Essentially under the proposed amendments, where ‘actionable evidence’ of DNS Abuse is available to the contracted party, this would crystallise into a follow-up requirement; to take a reasonable action to contribute to stopping or disrupting that abuse from occurring. This may seem daunting at first glance, but this language is essential and quite welcome.
First, needing ‘actionable evidence’ means that mere allegation alone is not actionable without supporting and sufficient evidence. Assume a registry or registrar is made aware of an allegation of DNS Abuse (say phishing) on a domain, via a public blacklist. This listing, unless reasonably substantiated by evidence, should not trigger any further obligation. Now, ICANN’s draft advisory does make it clear that if evidence is ‘readily available’ to that operator, then that evidence must be considered. Realistically however, where the substantiation of a mere allegation would require considerable time, effort or money, then this would not be likely considered objectively reasonable.

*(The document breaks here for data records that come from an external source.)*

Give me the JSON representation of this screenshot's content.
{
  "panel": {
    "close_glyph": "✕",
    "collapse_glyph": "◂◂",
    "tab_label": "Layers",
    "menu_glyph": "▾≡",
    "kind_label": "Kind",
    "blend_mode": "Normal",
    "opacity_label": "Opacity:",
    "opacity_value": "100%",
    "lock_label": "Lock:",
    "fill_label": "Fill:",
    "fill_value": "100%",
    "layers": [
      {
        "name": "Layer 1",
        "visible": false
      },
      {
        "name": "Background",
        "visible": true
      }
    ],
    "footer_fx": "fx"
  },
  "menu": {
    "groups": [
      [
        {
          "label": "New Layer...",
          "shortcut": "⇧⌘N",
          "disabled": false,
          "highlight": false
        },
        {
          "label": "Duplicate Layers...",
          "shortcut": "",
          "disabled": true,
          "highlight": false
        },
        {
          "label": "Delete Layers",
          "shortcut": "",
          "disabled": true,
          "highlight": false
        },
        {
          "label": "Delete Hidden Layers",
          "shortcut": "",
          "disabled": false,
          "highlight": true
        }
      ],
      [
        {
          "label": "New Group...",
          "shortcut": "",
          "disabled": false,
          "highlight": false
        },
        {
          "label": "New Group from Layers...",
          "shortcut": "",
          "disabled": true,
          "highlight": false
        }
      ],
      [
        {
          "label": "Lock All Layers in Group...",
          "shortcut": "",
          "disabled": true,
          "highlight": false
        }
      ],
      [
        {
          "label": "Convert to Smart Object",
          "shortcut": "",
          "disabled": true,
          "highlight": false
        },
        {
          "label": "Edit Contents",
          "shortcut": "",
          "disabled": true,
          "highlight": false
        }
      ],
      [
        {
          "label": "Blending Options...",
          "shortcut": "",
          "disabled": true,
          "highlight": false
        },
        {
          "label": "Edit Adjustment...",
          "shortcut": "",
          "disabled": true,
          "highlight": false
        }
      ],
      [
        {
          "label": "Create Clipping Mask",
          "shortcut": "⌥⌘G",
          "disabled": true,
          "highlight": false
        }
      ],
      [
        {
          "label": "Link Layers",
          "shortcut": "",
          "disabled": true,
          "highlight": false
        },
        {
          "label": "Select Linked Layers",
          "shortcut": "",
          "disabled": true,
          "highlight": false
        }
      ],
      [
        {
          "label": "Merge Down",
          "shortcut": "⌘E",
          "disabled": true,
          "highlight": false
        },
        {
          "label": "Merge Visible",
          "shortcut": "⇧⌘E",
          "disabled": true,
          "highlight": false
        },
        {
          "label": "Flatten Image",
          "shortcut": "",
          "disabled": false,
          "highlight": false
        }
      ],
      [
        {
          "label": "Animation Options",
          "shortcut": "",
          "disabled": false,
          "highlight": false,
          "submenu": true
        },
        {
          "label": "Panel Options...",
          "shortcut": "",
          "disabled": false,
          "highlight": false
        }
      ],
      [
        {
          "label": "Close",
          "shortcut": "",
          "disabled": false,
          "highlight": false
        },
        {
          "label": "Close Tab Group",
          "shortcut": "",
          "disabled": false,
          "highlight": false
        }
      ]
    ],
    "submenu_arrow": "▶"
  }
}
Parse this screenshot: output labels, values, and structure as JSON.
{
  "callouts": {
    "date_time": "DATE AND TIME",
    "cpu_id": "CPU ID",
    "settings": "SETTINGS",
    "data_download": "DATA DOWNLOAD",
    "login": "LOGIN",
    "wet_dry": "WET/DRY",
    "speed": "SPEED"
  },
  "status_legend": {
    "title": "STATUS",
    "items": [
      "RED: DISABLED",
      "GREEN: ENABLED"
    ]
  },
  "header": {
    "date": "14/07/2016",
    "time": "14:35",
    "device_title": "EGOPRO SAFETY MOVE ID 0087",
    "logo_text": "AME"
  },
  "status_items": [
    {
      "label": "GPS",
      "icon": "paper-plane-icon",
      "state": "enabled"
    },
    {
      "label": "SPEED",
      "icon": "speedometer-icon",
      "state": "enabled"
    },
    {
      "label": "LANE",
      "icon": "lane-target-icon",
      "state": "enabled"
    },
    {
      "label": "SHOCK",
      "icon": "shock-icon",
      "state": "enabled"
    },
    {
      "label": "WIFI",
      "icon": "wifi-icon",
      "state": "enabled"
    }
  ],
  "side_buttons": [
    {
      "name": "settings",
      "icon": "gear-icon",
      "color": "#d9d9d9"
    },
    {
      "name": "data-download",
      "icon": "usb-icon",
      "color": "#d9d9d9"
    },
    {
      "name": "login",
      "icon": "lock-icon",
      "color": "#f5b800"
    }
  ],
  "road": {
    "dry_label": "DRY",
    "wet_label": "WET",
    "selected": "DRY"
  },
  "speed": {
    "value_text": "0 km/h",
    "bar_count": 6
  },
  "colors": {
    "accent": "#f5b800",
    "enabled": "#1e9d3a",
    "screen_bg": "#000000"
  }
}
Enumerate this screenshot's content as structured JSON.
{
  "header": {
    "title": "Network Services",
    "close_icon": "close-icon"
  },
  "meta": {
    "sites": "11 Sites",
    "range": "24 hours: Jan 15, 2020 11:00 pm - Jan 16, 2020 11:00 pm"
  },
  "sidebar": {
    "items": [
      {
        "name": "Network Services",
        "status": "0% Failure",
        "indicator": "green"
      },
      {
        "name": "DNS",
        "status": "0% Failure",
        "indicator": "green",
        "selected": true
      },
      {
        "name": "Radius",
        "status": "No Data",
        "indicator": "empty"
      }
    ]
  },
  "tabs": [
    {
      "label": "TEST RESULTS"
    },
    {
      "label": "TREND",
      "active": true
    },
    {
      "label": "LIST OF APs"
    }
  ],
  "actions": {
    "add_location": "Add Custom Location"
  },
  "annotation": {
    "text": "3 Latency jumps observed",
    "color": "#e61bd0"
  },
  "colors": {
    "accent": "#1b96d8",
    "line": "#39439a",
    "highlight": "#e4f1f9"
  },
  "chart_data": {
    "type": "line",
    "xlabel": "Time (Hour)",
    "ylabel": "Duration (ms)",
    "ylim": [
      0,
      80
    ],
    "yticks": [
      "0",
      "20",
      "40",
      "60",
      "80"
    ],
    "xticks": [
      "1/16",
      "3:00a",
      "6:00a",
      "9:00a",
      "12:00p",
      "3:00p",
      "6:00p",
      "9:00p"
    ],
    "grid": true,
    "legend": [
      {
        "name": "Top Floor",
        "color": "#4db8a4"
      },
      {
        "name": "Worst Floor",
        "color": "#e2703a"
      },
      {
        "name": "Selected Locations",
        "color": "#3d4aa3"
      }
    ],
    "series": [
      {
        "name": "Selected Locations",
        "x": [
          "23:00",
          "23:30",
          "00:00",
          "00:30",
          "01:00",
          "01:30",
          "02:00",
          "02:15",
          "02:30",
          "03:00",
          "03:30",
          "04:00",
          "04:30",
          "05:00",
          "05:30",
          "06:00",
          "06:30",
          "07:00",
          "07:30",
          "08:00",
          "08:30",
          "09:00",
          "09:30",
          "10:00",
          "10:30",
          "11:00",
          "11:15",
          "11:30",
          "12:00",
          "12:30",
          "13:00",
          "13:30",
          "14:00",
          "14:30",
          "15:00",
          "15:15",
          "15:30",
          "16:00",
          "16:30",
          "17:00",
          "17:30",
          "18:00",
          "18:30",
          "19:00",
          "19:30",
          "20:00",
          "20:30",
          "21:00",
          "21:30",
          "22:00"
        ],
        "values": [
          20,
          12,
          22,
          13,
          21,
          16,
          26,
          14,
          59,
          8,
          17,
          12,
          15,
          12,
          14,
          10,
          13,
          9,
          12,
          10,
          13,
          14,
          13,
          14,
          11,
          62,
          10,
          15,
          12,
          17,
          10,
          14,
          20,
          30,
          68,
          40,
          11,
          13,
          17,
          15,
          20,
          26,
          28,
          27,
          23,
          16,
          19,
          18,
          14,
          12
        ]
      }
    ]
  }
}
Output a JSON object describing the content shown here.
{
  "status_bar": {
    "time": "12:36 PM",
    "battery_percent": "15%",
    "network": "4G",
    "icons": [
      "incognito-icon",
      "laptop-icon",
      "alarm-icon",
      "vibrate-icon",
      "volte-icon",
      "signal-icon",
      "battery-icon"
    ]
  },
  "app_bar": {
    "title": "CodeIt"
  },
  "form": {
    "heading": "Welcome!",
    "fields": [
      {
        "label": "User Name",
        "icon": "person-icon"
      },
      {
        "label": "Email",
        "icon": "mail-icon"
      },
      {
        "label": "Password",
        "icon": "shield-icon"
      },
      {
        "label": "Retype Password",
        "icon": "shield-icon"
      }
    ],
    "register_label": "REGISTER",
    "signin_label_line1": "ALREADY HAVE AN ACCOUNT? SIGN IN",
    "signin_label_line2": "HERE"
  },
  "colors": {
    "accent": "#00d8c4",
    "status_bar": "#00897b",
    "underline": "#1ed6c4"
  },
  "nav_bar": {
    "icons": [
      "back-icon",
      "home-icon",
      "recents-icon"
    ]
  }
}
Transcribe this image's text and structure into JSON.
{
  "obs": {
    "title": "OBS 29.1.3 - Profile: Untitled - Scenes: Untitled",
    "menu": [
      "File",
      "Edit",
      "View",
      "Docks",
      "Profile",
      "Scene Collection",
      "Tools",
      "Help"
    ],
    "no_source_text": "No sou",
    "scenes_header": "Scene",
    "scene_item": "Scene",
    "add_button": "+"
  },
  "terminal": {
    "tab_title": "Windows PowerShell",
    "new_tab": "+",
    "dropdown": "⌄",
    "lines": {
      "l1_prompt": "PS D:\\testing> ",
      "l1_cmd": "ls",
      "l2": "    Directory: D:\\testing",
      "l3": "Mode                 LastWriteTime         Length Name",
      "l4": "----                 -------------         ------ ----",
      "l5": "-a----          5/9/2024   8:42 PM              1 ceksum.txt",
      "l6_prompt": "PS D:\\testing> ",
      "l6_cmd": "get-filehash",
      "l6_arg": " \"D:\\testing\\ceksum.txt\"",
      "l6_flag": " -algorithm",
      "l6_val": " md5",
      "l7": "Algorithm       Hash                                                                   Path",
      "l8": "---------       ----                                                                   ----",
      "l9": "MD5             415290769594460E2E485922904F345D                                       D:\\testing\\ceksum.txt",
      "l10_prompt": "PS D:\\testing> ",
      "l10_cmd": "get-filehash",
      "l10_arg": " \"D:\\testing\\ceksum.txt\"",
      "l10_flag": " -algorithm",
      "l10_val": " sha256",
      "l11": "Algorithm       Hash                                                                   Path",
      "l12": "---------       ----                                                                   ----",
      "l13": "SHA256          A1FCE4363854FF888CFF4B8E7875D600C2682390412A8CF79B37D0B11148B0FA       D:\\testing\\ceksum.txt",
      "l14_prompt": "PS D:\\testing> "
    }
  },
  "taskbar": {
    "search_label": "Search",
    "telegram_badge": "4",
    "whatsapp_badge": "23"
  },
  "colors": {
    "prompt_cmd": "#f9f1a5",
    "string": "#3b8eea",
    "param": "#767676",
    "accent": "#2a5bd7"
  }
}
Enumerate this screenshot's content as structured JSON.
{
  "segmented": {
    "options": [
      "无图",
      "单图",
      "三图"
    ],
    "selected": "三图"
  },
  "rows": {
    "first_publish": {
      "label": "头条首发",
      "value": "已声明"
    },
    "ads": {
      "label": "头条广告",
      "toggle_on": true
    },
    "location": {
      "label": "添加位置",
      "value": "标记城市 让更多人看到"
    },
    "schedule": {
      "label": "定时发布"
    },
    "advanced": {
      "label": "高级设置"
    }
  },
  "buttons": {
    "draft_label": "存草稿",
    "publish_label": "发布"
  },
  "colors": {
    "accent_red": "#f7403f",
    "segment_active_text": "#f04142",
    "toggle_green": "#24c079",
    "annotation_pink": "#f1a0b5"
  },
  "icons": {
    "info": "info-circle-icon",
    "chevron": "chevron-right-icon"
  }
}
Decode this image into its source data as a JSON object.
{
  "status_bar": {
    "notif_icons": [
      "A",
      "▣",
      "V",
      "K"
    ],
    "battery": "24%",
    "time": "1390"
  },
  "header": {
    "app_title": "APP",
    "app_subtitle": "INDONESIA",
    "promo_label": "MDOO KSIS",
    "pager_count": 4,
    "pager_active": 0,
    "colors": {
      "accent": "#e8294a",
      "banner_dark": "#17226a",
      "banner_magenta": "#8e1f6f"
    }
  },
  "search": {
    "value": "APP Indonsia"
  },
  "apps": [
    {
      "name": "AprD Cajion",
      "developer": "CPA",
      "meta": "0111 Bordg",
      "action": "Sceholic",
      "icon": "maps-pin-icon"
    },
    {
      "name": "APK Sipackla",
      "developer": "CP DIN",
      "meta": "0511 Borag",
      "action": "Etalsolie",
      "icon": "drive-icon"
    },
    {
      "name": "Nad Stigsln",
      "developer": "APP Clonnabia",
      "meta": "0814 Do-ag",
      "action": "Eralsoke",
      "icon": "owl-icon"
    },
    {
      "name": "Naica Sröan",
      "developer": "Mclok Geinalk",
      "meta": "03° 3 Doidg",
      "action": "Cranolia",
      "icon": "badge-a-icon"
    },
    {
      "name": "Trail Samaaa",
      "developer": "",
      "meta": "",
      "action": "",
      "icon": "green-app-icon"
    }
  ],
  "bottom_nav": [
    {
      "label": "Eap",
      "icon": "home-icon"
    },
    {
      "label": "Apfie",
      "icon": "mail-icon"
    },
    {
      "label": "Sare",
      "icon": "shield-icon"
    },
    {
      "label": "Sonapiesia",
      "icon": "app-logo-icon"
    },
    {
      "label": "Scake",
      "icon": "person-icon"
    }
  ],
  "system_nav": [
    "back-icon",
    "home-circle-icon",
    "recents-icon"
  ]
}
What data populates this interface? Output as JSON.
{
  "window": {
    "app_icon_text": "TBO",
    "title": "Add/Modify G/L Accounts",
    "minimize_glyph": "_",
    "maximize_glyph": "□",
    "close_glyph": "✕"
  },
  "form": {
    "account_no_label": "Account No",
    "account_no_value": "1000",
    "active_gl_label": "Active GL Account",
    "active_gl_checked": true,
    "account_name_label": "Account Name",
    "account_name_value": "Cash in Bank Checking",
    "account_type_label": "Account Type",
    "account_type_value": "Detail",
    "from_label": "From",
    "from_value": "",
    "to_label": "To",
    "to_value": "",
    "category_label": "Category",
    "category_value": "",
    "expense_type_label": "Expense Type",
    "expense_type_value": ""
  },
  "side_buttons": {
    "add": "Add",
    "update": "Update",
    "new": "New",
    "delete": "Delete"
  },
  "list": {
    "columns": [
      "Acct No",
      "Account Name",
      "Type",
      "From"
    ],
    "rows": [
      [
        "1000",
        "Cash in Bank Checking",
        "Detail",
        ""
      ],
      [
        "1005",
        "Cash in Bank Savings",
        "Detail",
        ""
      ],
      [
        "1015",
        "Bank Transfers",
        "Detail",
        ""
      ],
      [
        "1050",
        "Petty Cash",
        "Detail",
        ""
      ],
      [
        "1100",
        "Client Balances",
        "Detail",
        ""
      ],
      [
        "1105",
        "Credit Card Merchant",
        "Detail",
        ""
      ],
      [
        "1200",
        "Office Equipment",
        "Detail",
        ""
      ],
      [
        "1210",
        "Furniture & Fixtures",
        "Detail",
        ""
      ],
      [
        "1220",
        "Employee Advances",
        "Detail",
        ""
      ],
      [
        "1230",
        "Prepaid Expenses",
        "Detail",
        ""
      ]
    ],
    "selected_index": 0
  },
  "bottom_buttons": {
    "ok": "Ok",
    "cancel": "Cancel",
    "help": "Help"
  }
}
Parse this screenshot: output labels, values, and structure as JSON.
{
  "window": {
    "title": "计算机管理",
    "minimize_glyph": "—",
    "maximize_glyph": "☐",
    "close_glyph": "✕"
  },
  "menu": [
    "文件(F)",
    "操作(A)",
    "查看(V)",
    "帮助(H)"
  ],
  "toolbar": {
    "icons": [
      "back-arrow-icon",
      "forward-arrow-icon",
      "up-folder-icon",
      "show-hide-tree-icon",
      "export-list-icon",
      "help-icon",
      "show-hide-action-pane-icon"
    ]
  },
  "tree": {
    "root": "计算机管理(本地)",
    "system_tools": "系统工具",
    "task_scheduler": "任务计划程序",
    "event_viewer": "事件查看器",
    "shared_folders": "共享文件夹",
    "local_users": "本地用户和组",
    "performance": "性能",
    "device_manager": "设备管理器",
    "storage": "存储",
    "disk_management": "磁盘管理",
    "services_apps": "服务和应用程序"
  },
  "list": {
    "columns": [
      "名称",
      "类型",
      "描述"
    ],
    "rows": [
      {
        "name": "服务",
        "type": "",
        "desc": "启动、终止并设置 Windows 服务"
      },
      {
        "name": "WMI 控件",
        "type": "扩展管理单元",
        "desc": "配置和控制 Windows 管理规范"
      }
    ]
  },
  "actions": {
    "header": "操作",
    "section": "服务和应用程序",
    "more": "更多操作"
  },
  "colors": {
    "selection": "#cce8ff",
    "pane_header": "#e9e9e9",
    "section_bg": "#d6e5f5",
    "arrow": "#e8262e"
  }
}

Secondly, and indeed, a very welcome addition, is the now clear acceptance that evidence-based escalations and due process are key. Actions taken at the DNS level, such as suspending a domain name, can have far reaching impacts across an exceptionally large numbers of internet users. Such drastic actions should only ever be taken where ‘actionable evidence’ is present. Just because an entity CAN take an action, does not mean they SHOULD. ICANN and the contracted parties have done well in working in a clear and vital support for basic due process. This should be welcomed and applauded.
‘Readily available actionable evidence’
Let’s just level set here; most registries and registrars want a safe and secure DNS; it also doesn’t hurt, that a good reputation in abuse management, is also good for business. Answering ‘why’ the new amendments are an incredibly positive thing, should be clear – it is the ‘how’ that may keep people up at night. To start, a sense of calm is necessary; don’t try to boil the ocean. Readily available ‘actionable evidence’ should include information that can be gleaned through abuse intake forms, abuse emails, or any monitoring that may be carried out. These are for the most part existing requirements in all contracts; all these new amendments do, is make sure these evidence-based reports are not ignored. (Which is a positive thing). Don’t panic, focus on setting reasonable evidence thresholds, apply them consistently, add a healthy dose of good record keeping, and the rest will follow.
Compliance should not be a cause of concern to any contracted party. Simply put, with the right tools, anything is achievable. CleanDNS, for instance, was built to make this task as simple as possible. The platform and expert analyst team, support a mostly automated and fully auditable, end-to-end abuse management process, for registry or registrar alike. CleanDNS can help achieve these goals, whether those goals are contractual compliance, or following industry best practices, such as the Framework to Address Abuse, of which most of CleanDNS’s registry and registrar clients are signatories.
CleanDNS welcomes and supports ICANN and the Contracted Parties’ efforts in dealing with DNS Abuse, and sincerely hopes these amendments will be adopted.
By Alan Woods, CleanDNS General Counsel
Initially published with on Central Nic Partner News.